▸ **Aim of the task**
Look through the listing below, find every line with the string "Your", and copy it.

▸ **Provided data**
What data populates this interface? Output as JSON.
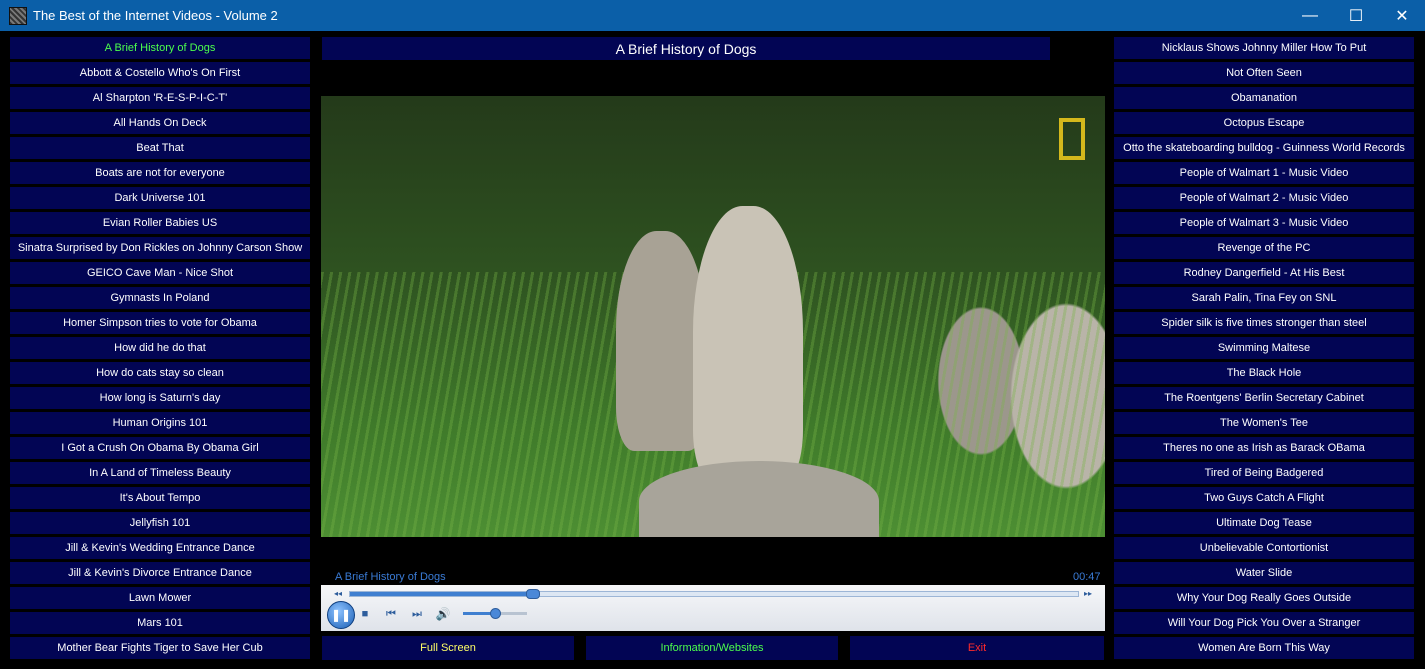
{
  "window": {
    "title": "The Best of the Internet Videos - Volume 2",
    "minimize_glyph": "—",
    "maximize_glyph": "☐",
    "close_glyph": "✕"
  },
  "left_list": [
    "A Brief History of Dogs",
    "Abbott & Costello Who's On First",
    "Al Sharpton  'R-E-S-P-I-C-T'",
    "All Hands On Deck",
    "Beat That",
    "Boats are not for everyone",
    "Dark Universe 101",
    "Evian Roller Babies US",
    "Sinatra Surprised by Don Rickles on Johnny Carson Show",
    "GEICO Cave Man - Nice Shot",
    "Gymnasts In Poland",
    "Homer Simpson tries to vote for Obama",
    "How did he do that",
    "How do cats stay so clean",
    "How long is Saturn's day",
    "Human Origins 101",
    "I Got a Crush On Obama By Obama Girl",
    "In A Land of Timeless Beauty",
    "It's About Tempo",
    "Jellyfish 101",
    "Jill & Kevin's Wedding Entrance Dance",
    "Jill & Kevin's Divorce Entrance Dance",
    "Lawn Mower",
    "Mars 101",
    "Mother Bear Fights Tiger to Save Her Cub"
  ],
  "right_list": [
    "Nicklaus Shows Johnny Miller How To Put",
    "Not Often Seen",
    "Obamanation",
    "Octopus Escape",
    "Otto the skateboarding bulldog - Guinness World Records",
    "People of Walmart 1 - Music Video",
    "People of Walmart 2 - Music Video",
    "People of Walmart 3 - Music Video",
    "Revenge of the PC",
    "Rodney Dangerfield - At His Best",
    "Sarah Palin, Tina Fey on SNL",
    "Spider silk is five times stronger than steel",
    "Swimming Maltese",
    "The Black Hole",
    "The Roentgens' Berlin Secretary Cabinet",
    "The Women's Tee",
    "Theres no one as Irish as Barack OBama",
    "Tired of Being Badgered",
    "Two Guys Catch A Flight",
    "Ultimate Dog Tease",
    "Unbelievable Contortionist",
    "Water Slide",
    "Why Your Dog Really Goes Outside",
    "Will Your Dog Pick You Over a Stranger",
    "Women Are Born This Way"
  ],
  "player": {
    "current_title": "A Brief History of Dogs",
    "status_title": "A Brief History of Dogs",
    "time": "00:47",
    "progress_fraction": 0.25,
    "volume_fraction": 0.5,
    "icons": {
      "play_pause": "pause-icon",
      "stop": "stop-icon",
      "prev": "previous-icon",
      "next": "next-icon",
      "volume": "speaker-icon"
    },
    "glyphs": {
      "pause": "❚❚",
      "stop": "■",
      "prev": "⏮",
      "next": "⏭",
      "volume": "🔊",
      "rewind": "◂◂",
      "forward": "▸▸"
    }
  },
  "buttons": {
    "full_screen": "Full Screen",
    "info": "Information/Websites",
    "exit": "Exit"
  },
  "colors": {
    "list_bg": "#020554",
    "active_item": "#4cff4c",
    "info_text": "#4cff4c",
    "exit_text": "#ff2a2a",
    "full_screen_text": "#ffff66",
    "titlebar": "#0b5fa8"
  }
}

▸ **Answer below**
    "Why Your Dog Really Goes Outside",
    "Will Your Dog Pick You Over a Stranger",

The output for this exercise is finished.